In a letter addressed to Pandora’s board of directors filed on Monday, Corvex Management’s Keith Meister claims that his firm owns 9.9% of the company’s stock, and expresses concerns “the company has been unable to date to translate its great product into a great business with an attractive public market valuation.”
With Pandora’s share price sagging, with big spending on acquisitions like TicketFly, and without a clear plan to growing the core internet radio business, Pandora “may be pursuing a costly and uncertain business plan,” writes Meister.
He urges Pandora to hire an outside bank to explore a “value maximization process” that could include a sale.
Here’s the important part:
We have become increasingly concerned that the company may be pursuing a costly and uncertain business plan, without a thorough evaluation of all shareholder value-maximizing alternatives. For the reasons set forth below, we urge the company to immediately engage an independent investment bank with a fresh perspective and without any prior history of advising the company to advise on a value maximization process — including the execution of a sales process — and to evaluate the results against other options including the risk-adjusted value of continuing to operate on a standalone basis.
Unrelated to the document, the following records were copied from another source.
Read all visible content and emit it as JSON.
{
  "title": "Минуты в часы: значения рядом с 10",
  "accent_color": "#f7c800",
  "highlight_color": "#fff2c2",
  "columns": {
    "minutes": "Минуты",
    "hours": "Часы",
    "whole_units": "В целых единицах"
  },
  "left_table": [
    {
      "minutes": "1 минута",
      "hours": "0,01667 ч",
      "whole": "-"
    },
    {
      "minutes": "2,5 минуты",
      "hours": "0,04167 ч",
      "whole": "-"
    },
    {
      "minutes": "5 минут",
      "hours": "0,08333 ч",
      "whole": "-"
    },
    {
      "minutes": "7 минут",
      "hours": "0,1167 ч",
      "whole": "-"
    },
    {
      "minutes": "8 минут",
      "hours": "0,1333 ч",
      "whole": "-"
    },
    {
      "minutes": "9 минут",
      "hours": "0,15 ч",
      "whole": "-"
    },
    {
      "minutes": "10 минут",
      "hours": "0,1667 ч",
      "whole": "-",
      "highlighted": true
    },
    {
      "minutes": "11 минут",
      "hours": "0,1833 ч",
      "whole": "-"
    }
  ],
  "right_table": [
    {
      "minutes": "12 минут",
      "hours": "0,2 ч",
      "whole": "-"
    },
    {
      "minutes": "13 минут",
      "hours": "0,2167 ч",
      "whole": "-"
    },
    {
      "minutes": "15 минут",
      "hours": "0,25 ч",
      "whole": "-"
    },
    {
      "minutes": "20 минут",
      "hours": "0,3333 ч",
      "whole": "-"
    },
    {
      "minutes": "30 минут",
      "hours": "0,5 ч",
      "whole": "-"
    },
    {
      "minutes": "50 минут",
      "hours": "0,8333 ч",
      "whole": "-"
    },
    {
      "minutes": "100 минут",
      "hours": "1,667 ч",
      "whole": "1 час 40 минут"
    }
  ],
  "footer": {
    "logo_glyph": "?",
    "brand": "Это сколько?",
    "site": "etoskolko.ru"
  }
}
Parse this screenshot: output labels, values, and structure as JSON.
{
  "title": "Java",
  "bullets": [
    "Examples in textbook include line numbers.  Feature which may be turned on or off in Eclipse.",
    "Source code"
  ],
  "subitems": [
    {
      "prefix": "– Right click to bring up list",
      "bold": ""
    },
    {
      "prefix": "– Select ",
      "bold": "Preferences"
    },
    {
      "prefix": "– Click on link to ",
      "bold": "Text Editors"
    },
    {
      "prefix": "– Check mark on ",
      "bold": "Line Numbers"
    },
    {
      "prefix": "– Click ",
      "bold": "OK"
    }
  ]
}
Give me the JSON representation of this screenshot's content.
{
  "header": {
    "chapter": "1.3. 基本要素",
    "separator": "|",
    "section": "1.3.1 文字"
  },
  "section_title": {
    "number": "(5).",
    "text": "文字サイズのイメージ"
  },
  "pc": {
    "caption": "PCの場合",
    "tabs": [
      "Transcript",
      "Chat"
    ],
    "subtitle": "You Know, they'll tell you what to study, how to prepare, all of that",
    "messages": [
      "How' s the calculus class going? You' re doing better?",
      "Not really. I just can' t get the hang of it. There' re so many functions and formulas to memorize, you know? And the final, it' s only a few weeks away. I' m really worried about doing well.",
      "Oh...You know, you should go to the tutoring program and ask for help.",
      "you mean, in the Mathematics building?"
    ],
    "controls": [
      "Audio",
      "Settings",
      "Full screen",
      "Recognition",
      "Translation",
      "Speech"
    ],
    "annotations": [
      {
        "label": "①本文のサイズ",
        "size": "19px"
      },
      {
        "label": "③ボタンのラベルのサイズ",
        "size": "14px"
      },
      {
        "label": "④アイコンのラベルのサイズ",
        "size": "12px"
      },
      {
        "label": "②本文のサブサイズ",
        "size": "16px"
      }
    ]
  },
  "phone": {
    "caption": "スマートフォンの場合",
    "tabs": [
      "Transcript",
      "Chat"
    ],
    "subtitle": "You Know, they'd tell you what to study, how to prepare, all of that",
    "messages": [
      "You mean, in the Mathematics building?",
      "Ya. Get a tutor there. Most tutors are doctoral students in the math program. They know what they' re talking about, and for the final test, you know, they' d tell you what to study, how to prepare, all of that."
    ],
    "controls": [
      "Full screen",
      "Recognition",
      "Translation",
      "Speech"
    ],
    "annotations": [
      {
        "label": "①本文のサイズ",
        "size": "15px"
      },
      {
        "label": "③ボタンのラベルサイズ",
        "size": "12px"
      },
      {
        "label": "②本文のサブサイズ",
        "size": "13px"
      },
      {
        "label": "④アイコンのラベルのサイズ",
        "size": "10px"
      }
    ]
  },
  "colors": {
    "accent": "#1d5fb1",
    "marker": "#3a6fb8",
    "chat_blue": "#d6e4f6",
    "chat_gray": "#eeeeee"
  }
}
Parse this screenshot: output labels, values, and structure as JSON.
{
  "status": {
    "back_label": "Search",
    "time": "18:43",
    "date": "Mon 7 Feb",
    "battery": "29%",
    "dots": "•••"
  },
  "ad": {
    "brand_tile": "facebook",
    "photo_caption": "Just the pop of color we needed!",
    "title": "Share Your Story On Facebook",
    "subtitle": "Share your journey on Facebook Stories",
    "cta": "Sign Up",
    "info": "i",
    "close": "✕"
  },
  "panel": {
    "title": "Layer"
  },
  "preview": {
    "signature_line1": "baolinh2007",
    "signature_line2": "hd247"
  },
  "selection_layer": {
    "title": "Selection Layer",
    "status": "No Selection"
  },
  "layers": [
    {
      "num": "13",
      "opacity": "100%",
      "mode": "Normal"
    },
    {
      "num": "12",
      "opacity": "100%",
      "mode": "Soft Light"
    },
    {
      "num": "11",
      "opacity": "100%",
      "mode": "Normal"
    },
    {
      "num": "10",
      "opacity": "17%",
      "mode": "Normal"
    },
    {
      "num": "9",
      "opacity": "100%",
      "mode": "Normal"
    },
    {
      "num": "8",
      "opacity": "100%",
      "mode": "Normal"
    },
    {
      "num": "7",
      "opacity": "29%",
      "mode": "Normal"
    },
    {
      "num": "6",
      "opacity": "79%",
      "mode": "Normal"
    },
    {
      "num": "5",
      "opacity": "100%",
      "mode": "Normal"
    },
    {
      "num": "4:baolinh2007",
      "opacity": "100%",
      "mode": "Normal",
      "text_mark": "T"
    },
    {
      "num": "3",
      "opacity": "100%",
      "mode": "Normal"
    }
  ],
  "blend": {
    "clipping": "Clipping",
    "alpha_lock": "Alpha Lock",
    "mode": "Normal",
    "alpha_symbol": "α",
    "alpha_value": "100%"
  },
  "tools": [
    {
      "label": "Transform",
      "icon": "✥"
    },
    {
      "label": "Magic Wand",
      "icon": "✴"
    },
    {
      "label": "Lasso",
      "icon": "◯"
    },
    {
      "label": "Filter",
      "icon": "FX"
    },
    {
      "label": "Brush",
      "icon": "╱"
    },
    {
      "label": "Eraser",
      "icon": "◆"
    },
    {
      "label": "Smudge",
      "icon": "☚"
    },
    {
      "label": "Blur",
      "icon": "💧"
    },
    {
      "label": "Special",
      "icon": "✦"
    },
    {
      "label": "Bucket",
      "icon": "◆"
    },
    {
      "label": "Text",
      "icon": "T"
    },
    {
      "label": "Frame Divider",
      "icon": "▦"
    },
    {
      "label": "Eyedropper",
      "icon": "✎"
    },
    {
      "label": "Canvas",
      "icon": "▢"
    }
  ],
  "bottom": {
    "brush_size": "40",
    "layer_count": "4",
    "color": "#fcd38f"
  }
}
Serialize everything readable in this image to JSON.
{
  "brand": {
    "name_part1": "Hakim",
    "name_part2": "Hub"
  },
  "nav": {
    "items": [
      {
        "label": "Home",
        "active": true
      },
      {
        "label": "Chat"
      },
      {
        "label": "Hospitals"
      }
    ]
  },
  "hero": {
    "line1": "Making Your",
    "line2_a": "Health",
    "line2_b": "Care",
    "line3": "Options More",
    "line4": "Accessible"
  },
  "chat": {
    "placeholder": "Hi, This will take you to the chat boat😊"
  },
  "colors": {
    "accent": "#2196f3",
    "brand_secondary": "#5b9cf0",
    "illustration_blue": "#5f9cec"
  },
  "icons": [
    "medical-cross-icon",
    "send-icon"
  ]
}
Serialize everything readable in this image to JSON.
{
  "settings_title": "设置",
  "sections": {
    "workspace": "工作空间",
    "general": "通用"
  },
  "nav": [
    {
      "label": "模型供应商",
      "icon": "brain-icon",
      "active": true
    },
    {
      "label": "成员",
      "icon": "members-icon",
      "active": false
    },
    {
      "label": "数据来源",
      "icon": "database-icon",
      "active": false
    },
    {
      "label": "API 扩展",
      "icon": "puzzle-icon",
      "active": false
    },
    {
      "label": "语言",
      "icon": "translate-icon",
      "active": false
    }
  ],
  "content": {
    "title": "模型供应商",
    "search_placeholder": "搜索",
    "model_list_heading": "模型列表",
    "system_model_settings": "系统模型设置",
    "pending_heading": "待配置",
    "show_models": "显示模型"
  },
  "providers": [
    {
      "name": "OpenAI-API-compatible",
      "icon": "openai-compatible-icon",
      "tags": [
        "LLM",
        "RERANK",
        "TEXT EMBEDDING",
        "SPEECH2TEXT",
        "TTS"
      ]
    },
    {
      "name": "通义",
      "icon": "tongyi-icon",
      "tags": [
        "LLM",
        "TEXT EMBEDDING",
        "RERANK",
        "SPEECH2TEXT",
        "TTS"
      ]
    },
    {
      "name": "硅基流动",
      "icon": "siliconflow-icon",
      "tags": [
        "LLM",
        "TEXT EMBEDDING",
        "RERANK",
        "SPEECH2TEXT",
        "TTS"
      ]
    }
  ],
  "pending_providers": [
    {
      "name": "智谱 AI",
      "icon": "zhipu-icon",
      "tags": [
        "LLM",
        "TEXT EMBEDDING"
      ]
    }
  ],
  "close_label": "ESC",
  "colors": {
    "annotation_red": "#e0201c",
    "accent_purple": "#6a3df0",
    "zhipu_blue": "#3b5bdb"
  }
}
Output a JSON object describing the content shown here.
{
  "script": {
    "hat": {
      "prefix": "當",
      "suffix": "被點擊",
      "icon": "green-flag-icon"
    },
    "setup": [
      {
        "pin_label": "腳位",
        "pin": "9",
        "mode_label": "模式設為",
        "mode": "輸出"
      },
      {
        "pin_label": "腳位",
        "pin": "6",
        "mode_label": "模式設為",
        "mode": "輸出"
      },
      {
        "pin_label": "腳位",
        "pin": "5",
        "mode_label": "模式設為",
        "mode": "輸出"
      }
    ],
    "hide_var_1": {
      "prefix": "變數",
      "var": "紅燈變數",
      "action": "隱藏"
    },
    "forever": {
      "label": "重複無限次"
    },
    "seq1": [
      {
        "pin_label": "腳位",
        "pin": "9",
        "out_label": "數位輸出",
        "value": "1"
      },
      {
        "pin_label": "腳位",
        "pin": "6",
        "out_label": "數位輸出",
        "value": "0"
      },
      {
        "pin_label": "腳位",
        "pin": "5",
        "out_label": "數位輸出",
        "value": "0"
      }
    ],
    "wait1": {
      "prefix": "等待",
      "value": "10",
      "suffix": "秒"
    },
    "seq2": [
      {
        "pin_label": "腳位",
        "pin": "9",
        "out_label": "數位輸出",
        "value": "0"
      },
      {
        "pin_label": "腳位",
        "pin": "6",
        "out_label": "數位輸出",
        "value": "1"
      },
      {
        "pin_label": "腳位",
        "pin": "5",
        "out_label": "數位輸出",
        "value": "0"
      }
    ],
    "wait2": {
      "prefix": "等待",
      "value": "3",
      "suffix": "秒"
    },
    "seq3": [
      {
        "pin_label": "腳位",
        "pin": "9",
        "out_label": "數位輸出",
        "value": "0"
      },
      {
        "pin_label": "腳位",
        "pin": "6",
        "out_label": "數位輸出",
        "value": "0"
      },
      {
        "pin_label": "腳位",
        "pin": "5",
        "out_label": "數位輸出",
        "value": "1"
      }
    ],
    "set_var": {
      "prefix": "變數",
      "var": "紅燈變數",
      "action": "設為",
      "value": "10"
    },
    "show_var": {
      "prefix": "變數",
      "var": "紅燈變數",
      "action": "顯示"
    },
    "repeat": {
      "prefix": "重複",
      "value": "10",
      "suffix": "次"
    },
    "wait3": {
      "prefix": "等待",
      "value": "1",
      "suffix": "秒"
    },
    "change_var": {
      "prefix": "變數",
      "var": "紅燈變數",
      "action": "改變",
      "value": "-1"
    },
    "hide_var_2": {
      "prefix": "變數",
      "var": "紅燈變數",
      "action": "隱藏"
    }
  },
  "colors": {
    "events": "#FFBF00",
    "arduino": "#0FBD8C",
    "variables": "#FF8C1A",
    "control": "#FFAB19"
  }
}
It’s been a tough stretch for Pandora: It hasn’t been profitable since its 2011 debut on the public markets. And when Pandora cofounder Tim Westergren came on as CEO in a turnaround play, the stock tanked. All the while, competitors like Spotify, Apple Music, and Google Play are getting more competitive by the day.
Pandora did not immediately respond to a request for comment.